Indian Astronomers Discover Supercluster of Galaxies, Name It ‘Saraswati’
A team of astronomers from India discovered an extremely large supergroup of galaxies – as large as 20 million billion soles – named Saraswati, the Inter-University Center for Astronomy and Astrophysics (IUCAA) based in Pune.
This is one of the largest known structures in the vicinity of the universe, 4000 million light years from Earth and about 10 billion years, IUCAA said.
Its mass extends 600 million light-years away, he said.
Scientists at this institute also participated in the discovery of last year’s gravitational waves.
The supergroup was discovered by Joydeep Bagchi, a faculty member at IUCCA; Shishir Sankhyayan, PhD student at the Indian Institute of Education and Research Sciences (IISER), Pune; Prakash Sarkar of the National Institute of Technology, Jamshedpur; Somak Raychaudhury, Director IUCAA; Joe Jacob of Newman College, Kerala and Pratik Dabhade, IUCAA researcher.
Their findings were published in the latest issue of The Astrophysical Journal, the first research journal of the American Astronomical Society.

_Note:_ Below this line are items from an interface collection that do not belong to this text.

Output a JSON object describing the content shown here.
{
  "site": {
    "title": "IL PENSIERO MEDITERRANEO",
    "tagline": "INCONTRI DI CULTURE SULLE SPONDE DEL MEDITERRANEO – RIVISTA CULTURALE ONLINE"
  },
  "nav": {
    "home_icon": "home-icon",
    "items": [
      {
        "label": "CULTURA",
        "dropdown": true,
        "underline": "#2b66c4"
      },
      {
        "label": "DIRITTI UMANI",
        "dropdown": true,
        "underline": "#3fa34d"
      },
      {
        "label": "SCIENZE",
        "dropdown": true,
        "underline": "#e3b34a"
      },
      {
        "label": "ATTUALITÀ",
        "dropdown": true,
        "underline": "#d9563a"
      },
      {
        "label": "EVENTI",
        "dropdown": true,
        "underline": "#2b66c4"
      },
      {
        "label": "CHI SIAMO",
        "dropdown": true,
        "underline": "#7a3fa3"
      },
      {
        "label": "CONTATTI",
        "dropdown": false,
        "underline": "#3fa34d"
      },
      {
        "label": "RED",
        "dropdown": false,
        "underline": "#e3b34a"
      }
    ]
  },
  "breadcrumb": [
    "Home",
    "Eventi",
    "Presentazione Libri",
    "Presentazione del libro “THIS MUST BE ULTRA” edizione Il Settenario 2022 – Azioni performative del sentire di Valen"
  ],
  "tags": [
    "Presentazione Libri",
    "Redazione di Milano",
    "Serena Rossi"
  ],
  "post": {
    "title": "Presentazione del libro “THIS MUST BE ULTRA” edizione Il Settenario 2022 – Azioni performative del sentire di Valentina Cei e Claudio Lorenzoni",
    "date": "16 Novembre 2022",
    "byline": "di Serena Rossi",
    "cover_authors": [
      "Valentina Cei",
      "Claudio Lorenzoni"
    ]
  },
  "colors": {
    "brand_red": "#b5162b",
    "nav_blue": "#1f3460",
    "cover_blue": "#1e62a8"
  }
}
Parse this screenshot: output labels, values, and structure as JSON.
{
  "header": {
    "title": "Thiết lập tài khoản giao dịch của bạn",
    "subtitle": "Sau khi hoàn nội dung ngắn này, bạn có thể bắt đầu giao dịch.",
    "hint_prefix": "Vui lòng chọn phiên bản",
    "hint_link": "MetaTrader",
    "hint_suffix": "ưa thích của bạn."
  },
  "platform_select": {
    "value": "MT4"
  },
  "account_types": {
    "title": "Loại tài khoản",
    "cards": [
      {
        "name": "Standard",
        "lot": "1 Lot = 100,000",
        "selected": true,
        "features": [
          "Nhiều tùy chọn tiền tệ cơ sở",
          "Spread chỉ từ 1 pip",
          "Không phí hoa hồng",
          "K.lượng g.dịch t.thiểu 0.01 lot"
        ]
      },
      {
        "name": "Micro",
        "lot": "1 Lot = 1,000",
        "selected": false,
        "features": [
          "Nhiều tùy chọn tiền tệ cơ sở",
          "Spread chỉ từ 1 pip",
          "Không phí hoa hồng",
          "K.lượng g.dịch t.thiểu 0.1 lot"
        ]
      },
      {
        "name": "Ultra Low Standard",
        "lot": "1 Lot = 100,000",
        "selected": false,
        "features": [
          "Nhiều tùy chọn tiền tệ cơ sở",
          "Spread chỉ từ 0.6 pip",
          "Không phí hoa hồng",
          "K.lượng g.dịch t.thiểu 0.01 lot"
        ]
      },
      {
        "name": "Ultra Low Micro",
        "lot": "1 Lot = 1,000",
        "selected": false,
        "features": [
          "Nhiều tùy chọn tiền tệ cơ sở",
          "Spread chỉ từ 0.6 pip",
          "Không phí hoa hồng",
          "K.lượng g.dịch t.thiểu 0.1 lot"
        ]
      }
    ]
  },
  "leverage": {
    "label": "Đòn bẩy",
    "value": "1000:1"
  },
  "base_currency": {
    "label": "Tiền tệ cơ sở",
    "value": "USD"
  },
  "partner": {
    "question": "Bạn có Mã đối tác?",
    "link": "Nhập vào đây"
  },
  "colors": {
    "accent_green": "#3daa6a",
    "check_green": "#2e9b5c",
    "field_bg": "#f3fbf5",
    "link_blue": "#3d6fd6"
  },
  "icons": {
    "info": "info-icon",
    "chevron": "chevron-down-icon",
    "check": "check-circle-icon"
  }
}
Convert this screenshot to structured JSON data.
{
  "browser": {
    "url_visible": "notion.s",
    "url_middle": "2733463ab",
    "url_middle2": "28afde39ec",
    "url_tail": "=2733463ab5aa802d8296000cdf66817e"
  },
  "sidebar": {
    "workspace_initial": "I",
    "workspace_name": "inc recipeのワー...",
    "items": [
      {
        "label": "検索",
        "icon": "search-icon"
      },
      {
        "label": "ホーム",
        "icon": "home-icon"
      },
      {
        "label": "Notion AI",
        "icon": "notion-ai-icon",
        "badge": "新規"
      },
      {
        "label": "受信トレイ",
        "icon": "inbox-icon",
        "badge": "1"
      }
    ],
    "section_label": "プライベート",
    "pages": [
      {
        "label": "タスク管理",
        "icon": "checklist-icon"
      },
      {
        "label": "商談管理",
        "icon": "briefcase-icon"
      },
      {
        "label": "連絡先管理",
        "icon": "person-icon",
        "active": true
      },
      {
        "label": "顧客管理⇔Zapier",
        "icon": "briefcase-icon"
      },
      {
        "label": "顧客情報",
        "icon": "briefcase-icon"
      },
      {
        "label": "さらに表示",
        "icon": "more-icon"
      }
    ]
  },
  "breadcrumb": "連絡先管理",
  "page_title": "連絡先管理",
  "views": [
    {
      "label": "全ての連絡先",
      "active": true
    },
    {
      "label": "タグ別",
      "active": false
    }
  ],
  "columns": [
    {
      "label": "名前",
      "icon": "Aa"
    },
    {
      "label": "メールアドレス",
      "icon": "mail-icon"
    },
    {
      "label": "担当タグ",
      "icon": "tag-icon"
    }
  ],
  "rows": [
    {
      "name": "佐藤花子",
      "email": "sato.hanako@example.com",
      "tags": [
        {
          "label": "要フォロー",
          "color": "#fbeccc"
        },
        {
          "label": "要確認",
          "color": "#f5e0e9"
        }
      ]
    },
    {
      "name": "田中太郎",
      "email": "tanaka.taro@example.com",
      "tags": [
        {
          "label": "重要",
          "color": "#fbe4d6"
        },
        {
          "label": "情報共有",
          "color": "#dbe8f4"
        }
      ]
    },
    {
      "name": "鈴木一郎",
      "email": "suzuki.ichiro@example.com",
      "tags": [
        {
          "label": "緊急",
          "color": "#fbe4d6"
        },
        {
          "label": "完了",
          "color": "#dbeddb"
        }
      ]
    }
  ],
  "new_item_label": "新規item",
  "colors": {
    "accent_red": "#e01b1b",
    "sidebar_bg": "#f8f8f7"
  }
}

“Large sets are the largest coherent structures of the cosmic network. They are a chain of galaxies and galaxies, bound by gravity, often extending to several hundred times the size of galaxy clusters, made up of tens of thousands of Galaxies, “IUCAA said in a statement.
Sankhyayan said that the “newly discovered Saraswati super-clusterter” spreads on a scale of 600 million light-years and may contain the mass equivalent of more than 20 billion soles.
A cluster of galaxies could have 1000-10 000. A super cluster can have groups of 40 to 43, he added.
“Our own galaxy is part of a group called super supergroup Laniakea,” IUCAA said.
Bagchi, IUCAA, lead author of the article in the journal, and co-author Sankhyayan said they were “surprised to discover this gigantic super-group of galaxies,” visible in a large spectroscopic study of distant galaxies known as the digital Sloan Sky Survey.
Sankhyayan said the data were analyzed, after which the discovery was made.
“This super-cluster is clearly integrated into a large network of cosmic filaments drawn by clusters and large gaps,” said M. Bagchi.
It has been previously said that he had reported “only a few relatively large super sets”, such as the concentration of Shapley or Great Wall Sloan in the nearby universe.
“The Saraswati supergroup is very far,” Bagchi said.
Both hoped that the work would be to help illuminate “baffled questions” for example, how they had been trained there groups density such materials for billions of years.